• _Task_
Print out the records below with nothing altered.

• _Records for processing_
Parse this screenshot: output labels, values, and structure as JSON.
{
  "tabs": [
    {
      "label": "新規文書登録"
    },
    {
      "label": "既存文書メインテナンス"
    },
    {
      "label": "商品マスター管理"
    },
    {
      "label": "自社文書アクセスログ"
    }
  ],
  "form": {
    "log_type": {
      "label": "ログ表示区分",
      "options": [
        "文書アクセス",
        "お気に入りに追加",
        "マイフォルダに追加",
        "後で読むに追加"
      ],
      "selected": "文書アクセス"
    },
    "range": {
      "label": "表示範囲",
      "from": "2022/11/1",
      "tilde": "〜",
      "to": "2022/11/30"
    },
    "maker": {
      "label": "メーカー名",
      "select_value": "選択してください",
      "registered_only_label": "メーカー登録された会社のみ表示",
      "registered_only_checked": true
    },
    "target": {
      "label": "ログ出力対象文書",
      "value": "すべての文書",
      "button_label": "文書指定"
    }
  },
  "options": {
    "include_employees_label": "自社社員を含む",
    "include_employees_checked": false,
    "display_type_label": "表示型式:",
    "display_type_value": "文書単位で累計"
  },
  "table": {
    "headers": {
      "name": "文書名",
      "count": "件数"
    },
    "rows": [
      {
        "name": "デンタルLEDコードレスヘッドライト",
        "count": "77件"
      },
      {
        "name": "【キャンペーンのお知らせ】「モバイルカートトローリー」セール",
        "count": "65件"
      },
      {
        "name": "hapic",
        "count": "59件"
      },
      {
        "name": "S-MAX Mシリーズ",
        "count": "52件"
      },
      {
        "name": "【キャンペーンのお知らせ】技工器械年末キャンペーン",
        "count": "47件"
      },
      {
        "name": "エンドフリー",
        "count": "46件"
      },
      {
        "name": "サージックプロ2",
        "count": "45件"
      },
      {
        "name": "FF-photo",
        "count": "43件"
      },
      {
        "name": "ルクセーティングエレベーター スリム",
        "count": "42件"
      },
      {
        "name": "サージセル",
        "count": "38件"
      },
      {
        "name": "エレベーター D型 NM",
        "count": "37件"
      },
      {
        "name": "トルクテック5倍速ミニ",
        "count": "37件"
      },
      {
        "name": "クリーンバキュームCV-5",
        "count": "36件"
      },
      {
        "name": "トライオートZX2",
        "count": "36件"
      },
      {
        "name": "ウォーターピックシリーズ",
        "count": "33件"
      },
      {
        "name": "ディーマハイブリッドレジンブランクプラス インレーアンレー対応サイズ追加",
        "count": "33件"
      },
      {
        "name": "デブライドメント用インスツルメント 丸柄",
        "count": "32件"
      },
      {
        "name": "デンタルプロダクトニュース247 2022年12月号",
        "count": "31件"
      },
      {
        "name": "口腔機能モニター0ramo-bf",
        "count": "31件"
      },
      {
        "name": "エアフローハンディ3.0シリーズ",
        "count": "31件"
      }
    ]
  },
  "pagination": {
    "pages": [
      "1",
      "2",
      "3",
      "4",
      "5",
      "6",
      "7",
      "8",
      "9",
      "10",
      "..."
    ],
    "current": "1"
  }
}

• _Completed exercise_
Parse this screenshot: output labels, values, and structure as JSON.
{
  "tabs": [
    {
      "label": "新規文書登録"
    },
    {
      "label": "既存文書メインテナンス"
    },
    {
      "label": "商品マスター管理"
    },
    {
      "label": "自社文書アクセスログ"
    }
  ],
  "form": {
    "log_type": {
      "label": "ログ表示区分",
      "options": [
        "文書アクセス",
        "お気に入りに追加",
        "マイフォルダに追加",
        "後で読むに追加"
      ],
      "selected": "文書アクセス"
    },
    "range": {
      "label": "表示範囲",
      "from": "2022/11/1",
      "tilde": "〜",
      "to": "2022/11/30"
    },
    "maker": {
      "label": "メーカー名",
      "select_value": "選択してください",
      "registered_only_label": "メーカー登録された会社のみ表示",
      "registered_only_checked": true
    },
    "target": {
      "label": "ログ出力対象文書",
      "value": "すべての文書",
      "button_label": "文書指定"
    }
  },
  "options": {
    "include_employees_label": "自社社員を含む",
    "include_employees_checked": false,
    "display_type_label": "表示型式:",
    "display_type_value": "文書単位で累計"
  },
  "table": {
    "headers": {
      "name": "文書名",
      "count": "件数"
    },
    "rows": [
      {
        "name": "デンタルLEDコードレスヘッドライト",
        "count": "77件"
      },
      {
        "name": "【キャンペーンのお知らせ】「モバイルカートトローリー」セール",
        "count": "65件"
      },
      {
        "name": "hapic",
        "count": "59件"
      },
      {
        "name": "S-MAX Mシリーズ",
        "count": "52件"
      },
      {
        "name": "【キャンペーンのお知らせ】技工器械年末キャンペーン",
        "count": "47件"
      },
      {
        "name": "エンドフリー",
        "count": "46件"
      },
      {
        "name": "サージックプロ2",
        "count": "45件"
      },
      {
        "name": "FF-photo",
        "count": "43件"
      },
      {
        "name": "ルクセーティングエレベーター スリム",
        "count": "42件"
      },
      {
        "name": "サージセル",
        "count": "38件"
      },
      {
        "name": "エレベーター D型 NM",
        "count": "37件"
      },
      {
        "name": "トルクテック5倍速ミニ",
        "count": "37件"
      },
      {
        "name": "クリーンバキュームCV-5",
        "count": "36件"
      },
      {
        "name": "トライオートZX2",
        "count": "36件"
      },
      {
        "name": "ウォーターピックシリーズ",
        "count": "33件"
      },
      {
        "name": "ディーマハイブリッドレジンブランクプラス インレーアンレー対応サイズ追加",
        "count": "33件"
      },
      {
        "name": "デブライドメント用インスツルメント 丸柄",
        "count": "32件"
      },
      {
        "name": "デンタルプロダクトニュース247 2022年12月号",
        "count": "31件"
      },
      {
        "name": "口腔機能モニター0ramo-bf",
        "count": "31件"
      },
      {
        "name": "エアフローハンディ3.0シリーズ",
        "count": "31件"
      }
    ]
  },
  "pagination": {
    "pages": [
      "1",
      "2",
      "3",
      "4",
      "5",
      "6",
      "7",
      "8",
      "9",
      "10",
      "..."
    ],
    "current": "1"
  }
}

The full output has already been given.